§ **Task objective**: Repeat the following data exactly, omitting pictures.

§ **Entries shown**:
== == ==
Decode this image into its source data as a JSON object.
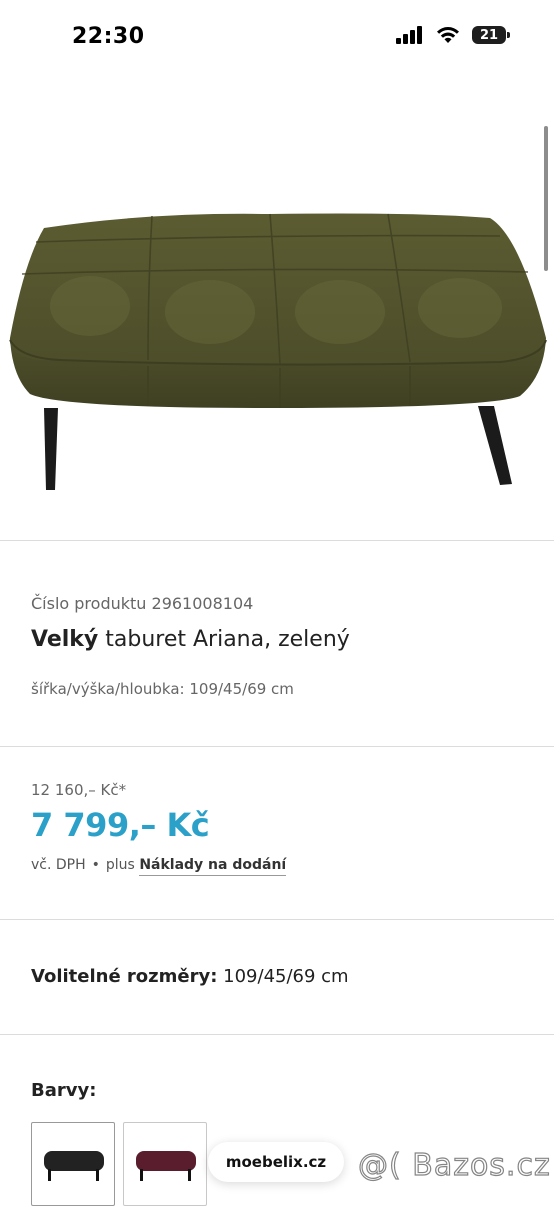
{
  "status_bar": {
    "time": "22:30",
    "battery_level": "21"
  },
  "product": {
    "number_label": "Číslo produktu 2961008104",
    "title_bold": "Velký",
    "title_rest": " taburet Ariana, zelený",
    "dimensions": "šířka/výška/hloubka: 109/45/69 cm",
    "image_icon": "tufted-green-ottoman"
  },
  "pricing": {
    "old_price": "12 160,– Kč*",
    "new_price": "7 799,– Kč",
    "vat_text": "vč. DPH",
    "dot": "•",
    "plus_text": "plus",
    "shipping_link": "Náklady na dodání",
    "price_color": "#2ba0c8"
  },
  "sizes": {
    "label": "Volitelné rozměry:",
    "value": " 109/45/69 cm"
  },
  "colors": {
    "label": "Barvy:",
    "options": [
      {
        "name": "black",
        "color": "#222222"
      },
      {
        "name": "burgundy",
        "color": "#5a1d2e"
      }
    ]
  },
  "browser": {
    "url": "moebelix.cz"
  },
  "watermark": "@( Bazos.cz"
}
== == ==
§ **Expected output**:
Decode this image into its source data as a JSON object.
{
  "status_bar": {
    "time": "22:30",
    "battery_level": "21"
  },
  "product": {
    "number_label": "Číslo produktu 2961008104",
    "title_bold": "Velký",
    "title_rest": " taburet Ariana, zelený",
    "dimensions": "šířka/výška/hloubka: 109/45/69 cm",
    "image_icon": "tufted-green-ottoman"
  },
  "pricing": {
    "old_price": "12 160,– Kč*",
    "new_price": "7 799,– Kč",
    "vat_text": "vč. DPH",
    "dot": "•",
    "plus_text": "plus",
    "shipping_link": "Náklady na dodání",
    "price_color": "#2ba0c8"
  },
  "sizes": {
    "label": "Volitelné rozměry:",
    "value": " 109/45/69 cm"
  },
  "colors": {
    "label": "Barvy:",
    "options": [
      {
        "name": "black",
        "color": "#222222"
      },
      {
        "name": "burgundy",
        "color": "#5a1d2e"
      }
    ]
  },
  "browser": {
    "url": "moebelix.cz"
  },
  "watermark": "@( Bazos.cz"
}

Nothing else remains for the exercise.